Eskom CEO resigns due to 'unimaginable demands' impacting his health
Phakamani Hadebe has announced his sudden resignation as Eskom's chief executive officer, the power utility confirmed to Fin24.
Hadebe will leave Eskom at the end of July 2019.
"It is no secret that this role comes with unimaginable demands which have unfortunately had a negative impact on my health. In the best interests of Eskom and my family, I have therefore decided to step down," said Hadebe in a statement issued by Eskom on Friday night.
"I am humbled and grateful to have contributed towards the stability for an organisation that is critical for our economy. I am particularly grateful to the board, the EXCO, and all our employees for their resilience and support during this journey."
According to Eskom chair Jabu Mabuza, Hadebe has been instrumental in driving stability at Eskom during a very challenging period at the organisation.
"We have learnt to depend on his resilience to drive the kind of transformation that South Africa expects of our organisation. Appreciating the toll that this takes on an individual, we have had to, with regret, accept his decision," said Mabuza.
The Eskom board said it is grateful to Hadebe for his commitment to ensuring leadership stability as a critical factor in the successful implementation of Eskom's "strategy to deliver on both our commercial and developmental mandate and as such will be engaging with him over the coming two weeks to ensure continuity and a steady transition".
Hadebe served in senior management positions in both the private and public sectors.
Most recently he was CEO Corporate and Investment banking at Barclays Africa.
Prior to that, he was the CEO of the Land and Agricultural Bank, a state-owned enterprise which he managed to turn around to operate profitably over five years during his tenure.
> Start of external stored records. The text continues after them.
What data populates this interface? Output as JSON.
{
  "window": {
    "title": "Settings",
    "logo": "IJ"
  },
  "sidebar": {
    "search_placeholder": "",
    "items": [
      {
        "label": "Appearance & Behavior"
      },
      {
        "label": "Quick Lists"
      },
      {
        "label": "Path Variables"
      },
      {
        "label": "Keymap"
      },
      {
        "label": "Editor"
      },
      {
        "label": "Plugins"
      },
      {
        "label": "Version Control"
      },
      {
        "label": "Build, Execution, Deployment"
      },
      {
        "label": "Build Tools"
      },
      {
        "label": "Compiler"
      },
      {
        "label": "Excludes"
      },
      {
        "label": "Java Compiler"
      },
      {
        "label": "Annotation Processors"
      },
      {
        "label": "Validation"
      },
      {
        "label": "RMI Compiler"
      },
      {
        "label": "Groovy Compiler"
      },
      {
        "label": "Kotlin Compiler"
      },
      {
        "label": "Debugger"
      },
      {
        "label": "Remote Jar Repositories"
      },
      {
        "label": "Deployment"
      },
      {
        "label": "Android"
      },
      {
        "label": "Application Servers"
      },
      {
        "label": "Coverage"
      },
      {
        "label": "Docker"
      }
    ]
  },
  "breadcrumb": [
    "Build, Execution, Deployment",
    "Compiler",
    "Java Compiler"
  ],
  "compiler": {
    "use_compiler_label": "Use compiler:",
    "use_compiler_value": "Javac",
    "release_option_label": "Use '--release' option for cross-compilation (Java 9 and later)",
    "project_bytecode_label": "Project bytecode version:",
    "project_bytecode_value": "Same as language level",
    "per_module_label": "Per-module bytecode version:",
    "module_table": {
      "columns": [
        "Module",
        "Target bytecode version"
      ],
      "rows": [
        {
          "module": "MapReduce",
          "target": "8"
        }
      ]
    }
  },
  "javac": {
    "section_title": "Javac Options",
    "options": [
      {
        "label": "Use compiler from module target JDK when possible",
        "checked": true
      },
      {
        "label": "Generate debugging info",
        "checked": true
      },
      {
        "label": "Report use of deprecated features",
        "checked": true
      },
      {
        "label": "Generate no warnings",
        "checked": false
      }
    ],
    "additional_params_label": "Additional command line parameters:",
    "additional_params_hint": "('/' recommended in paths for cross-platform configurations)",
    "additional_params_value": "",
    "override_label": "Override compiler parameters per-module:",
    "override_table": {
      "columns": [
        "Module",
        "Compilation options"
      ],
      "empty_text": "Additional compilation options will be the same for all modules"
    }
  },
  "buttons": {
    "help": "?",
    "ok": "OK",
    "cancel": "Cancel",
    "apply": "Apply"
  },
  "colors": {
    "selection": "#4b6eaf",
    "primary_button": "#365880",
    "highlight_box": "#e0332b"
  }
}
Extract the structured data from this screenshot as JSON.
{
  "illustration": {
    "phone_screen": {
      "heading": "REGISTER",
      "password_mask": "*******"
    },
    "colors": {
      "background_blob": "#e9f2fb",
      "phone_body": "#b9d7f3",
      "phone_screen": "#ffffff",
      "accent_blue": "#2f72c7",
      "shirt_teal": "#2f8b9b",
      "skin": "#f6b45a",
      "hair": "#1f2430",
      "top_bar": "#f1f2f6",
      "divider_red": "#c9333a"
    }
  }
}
Hadebe spent most of his career at National Treasury. In his role as Head of Assets and Liabilities division within National Treasury, from 2003-2008, he was responsible for government debt management and sovereign risk management and National Treasury’s oversight of all state-owned enterprises.